> **DESCRIPTION OF THE TASK**
Report every line of the entries that contains the word "icon".

> **PROVIDED RECORDS**
━━━━━━━━━━━━━━━━━━━━

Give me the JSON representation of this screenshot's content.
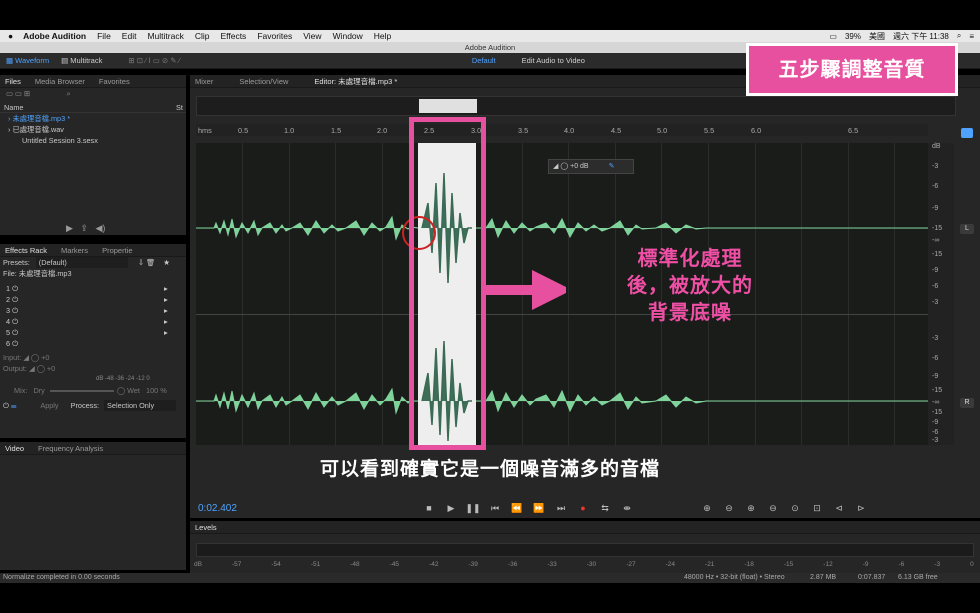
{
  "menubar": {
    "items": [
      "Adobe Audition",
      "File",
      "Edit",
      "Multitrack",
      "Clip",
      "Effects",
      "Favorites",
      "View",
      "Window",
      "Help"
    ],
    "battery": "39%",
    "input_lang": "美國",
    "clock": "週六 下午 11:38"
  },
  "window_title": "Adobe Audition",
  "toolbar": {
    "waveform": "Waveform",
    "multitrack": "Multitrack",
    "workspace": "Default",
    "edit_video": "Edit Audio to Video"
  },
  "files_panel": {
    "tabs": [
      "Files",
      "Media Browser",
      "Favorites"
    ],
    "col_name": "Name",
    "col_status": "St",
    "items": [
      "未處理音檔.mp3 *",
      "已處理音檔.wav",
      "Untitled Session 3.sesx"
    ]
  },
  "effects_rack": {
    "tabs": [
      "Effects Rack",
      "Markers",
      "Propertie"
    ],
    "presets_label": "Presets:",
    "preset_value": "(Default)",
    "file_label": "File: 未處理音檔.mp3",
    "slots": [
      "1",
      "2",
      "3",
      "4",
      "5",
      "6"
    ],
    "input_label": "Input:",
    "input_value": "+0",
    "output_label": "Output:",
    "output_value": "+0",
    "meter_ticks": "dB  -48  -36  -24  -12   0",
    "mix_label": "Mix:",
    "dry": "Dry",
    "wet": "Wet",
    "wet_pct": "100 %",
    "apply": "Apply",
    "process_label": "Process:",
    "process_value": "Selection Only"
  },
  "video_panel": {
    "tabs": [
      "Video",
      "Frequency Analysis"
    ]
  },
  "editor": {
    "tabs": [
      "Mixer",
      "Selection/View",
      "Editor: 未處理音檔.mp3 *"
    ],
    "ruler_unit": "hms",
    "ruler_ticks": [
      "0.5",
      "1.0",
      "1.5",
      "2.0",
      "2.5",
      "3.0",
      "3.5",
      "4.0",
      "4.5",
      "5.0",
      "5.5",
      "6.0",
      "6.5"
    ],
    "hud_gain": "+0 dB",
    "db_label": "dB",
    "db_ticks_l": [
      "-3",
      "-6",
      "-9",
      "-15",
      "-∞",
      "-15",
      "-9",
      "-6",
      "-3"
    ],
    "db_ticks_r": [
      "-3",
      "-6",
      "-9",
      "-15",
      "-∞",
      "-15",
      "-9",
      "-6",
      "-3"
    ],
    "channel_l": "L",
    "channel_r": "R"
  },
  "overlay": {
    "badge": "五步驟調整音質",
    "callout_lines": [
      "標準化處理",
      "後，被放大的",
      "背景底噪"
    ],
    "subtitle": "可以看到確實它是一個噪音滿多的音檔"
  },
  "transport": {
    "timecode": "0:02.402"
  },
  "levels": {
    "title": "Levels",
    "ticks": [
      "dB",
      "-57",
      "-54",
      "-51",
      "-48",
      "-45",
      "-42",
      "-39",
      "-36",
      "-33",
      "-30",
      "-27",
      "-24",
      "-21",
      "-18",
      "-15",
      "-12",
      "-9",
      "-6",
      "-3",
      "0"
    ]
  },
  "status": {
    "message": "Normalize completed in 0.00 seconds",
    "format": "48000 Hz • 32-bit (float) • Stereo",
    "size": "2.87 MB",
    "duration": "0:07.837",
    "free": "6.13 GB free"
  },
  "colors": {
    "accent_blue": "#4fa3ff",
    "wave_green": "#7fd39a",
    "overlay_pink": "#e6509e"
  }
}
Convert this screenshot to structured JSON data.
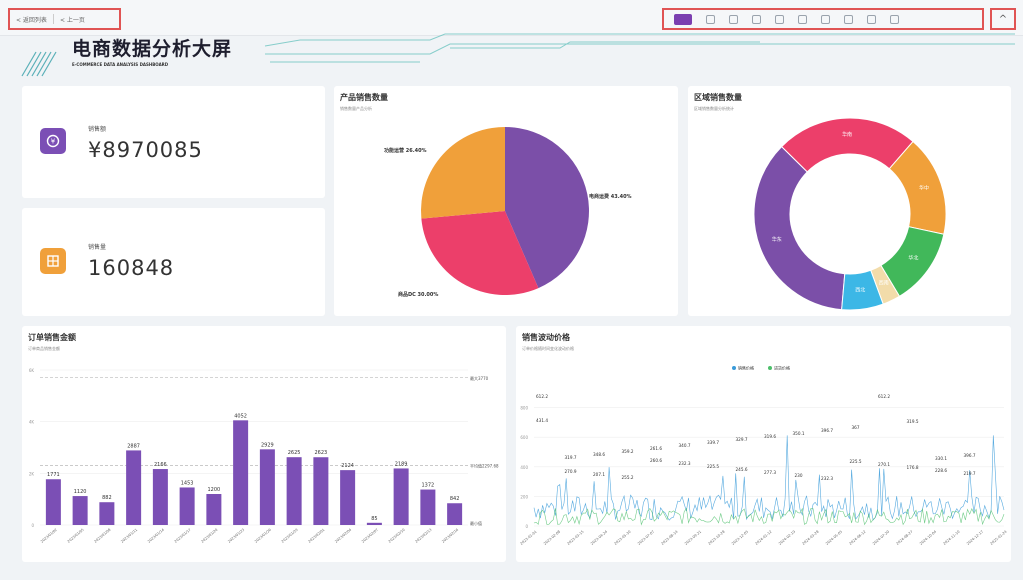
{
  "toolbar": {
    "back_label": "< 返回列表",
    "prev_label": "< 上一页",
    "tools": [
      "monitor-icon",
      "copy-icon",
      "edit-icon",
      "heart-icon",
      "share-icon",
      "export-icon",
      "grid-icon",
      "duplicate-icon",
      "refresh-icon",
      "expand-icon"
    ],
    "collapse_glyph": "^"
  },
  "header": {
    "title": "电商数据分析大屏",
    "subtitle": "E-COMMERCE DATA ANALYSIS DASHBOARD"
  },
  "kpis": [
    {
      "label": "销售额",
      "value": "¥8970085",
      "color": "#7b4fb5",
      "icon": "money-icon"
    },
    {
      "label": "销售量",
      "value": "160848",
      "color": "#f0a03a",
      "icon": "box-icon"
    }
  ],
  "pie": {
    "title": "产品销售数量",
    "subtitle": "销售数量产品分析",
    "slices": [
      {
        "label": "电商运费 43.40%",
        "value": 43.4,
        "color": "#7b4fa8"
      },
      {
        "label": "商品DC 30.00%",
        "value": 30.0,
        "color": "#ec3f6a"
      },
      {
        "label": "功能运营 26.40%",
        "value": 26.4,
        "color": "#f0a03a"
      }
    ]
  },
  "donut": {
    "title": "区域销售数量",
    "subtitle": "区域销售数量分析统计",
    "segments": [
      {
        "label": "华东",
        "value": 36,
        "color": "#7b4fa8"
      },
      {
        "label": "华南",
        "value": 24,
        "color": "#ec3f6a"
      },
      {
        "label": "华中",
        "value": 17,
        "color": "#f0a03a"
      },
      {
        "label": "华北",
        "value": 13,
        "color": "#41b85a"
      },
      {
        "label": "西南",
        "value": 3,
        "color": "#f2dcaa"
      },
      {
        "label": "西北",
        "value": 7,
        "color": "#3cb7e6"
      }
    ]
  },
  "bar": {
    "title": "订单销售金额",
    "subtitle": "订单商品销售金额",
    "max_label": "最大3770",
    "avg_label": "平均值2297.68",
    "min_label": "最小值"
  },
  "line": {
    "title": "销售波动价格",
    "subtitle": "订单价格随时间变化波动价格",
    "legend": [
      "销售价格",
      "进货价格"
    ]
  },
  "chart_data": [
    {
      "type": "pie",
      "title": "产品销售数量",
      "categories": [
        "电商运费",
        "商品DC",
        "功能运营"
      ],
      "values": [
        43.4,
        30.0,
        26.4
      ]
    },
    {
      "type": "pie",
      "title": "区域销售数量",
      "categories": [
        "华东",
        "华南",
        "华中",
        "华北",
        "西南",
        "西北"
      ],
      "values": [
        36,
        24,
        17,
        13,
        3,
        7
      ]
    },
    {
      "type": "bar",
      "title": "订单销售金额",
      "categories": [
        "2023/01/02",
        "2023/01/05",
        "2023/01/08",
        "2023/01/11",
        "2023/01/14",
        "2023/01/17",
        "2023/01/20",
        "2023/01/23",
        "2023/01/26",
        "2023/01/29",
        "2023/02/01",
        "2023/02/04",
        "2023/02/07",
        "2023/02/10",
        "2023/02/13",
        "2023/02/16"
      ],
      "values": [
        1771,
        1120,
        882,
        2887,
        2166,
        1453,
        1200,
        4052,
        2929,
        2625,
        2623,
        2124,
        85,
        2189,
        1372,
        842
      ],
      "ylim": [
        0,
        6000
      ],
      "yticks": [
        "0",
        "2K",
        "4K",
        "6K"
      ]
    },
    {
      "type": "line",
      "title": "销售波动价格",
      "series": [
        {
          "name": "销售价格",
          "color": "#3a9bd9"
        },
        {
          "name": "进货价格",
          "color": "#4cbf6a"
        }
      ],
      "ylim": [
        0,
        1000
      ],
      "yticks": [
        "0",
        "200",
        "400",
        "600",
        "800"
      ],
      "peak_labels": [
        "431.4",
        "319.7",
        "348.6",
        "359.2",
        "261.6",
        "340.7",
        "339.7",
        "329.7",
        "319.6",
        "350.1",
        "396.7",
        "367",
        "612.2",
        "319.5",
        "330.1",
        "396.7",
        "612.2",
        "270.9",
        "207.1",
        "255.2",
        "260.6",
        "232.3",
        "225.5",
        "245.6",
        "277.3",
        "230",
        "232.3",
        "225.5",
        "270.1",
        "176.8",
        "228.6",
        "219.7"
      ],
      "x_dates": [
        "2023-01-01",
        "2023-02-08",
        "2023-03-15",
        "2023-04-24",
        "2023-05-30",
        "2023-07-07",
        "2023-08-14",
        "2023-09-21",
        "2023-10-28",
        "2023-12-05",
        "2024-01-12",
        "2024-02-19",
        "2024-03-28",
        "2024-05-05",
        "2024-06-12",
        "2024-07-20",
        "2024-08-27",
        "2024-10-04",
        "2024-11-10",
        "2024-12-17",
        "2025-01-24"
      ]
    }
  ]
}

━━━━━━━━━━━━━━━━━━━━

> **TASK OUTPUT**
      "monitor-icon",
      "copy-icon",
      "edit-icon",
      "heart-icon",
      "share-icon",
      "export-icon",
      "grid-icon",
      "duplicate-icon",
      "refresh-icon",
      "expand-icon"
      "icon": "money-icon"
      "icon": "box-icon"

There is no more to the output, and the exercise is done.